A good image editor has a wide variety of features, from simple resizing to advanced photo manipulation. A good software platform needs similar tools as well, and when run in a scalable serverless environment, can include a variety of powerful image-transformation and data-extraction algorithms fueled by machine learning.
We’ve been building up a library of image-related algorithms for some time, created both by our in-house staff and our amazing community of 60,000 developers. If you’re interested in building algorithms and making them available to the community (as open-source or for royalty payments), it’s easy to publish an algorithm on Algorithmia!
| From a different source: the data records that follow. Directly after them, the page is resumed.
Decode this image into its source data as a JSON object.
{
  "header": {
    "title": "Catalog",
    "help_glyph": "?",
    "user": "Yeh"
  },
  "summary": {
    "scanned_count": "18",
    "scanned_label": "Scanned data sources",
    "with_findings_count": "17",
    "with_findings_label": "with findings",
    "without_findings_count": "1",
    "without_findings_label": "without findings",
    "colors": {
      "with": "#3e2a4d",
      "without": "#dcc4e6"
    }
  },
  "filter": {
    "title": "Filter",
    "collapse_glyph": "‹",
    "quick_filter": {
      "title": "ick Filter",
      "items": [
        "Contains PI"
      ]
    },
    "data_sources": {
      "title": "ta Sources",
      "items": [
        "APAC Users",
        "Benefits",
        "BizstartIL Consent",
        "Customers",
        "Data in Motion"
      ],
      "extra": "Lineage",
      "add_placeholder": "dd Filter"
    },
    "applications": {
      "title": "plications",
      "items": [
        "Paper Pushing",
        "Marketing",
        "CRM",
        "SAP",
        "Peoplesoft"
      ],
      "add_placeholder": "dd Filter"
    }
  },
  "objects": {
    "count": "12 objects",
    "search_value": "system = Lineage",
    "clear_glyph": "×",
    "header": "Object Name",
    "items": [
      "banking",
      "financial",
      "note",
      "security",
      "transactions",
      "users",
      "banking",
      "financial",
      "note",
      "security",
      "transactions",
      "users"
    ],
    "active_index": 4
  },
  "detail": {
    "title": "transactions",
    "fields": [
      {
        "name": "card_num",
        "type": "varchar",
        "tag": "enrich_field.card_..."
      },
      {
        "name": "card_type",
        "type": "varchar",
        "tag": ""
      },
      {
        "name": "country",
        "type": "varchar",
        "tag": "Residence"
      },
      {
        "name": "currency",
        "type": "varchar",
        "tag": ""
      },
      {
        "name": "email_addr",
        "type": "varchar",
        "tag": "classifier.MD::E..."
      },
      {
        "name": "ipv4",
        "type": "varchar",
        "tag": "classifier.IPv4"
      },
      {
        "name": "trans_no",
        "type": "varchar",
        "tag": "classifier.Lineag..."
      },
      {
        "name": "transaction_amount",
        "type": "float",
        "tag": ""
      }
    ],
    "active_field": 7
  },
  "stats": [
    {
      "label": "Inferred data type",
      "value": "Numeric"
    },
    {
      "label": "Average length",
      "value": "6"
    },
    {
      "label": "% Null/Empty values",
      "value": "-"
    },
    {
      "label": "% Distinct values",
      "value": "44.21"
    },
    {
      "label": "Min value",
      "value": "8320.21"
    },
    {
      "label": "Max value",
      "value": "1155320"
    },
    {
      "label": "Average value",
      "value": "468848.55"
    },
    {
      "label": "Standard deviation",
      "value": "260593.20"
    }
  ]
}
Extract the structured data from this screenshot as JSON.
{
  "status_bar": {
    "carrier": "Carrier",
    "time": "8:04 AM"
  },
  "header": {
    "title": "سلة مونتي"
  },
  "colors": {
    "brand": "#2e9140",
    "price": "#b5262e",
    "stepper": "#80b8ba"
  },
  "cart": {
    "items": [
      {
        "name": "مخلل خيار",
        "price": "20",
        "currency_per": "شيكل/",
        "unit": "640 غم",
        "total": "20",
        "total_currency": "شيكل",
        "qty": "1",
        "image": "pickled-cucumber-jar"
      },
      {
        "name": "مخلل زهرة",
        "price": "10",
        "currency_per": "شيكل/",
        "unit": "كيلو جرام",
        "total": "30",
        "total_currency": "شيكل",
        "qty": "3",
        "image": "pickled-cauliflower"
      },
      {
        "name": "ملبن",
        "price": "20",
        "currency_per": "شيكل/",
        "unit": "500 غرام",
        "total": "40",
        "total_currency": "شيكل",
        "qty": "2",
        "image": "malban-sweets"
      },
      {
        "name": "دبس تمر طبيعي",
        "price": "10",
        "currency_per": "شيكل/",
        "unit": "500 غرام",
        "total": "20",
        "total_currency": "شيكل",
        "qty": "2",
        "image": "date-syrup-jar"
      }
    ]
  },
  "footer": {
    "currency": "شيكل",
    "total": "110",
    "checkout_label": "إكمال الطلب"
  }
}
Meanwhile, check out these great tools which you can use from any programming language, allowing you to code up complex image-editing and image-analysis workflows with just a few lines of code… Read More…
Apache Spark is one of the most useful tools for large scale data processing. It allows for data ingestion, aggregation, analysis and more on massive amounts of data and has been widely adopted by data engineers and other professionals.
With Spark Streaming and Spark SQL you can perform ETL operations in real-time on data coming from a variety of sources such as Kafka or Flume. And now if you want to do some basic machine learning, you can do that with SparkML, which is a library where they bring core statistical models like KMeans or decision tree models to users in a high level API.
But what if you want to analyze thousands of Tweets in real time, yet you don’t have a trained dataset to discover the sentiment of those tweets. Or maybe you want to classify documents on the fly or remove profanity from text or nudity from images?
Algorithmia’s over 4,000 pre-trained models and functions cover all of the above use cases and perfectly compliment Spark’s core functionality. These pre-trained models can easily integrate into Spark via a REST API endpoint. And just like Spark, Algorithmia has Python, R, Java, and Scala clients so you can stay in the language you’re familiar with while building robust machine and deep learning pipelines that scale with your data.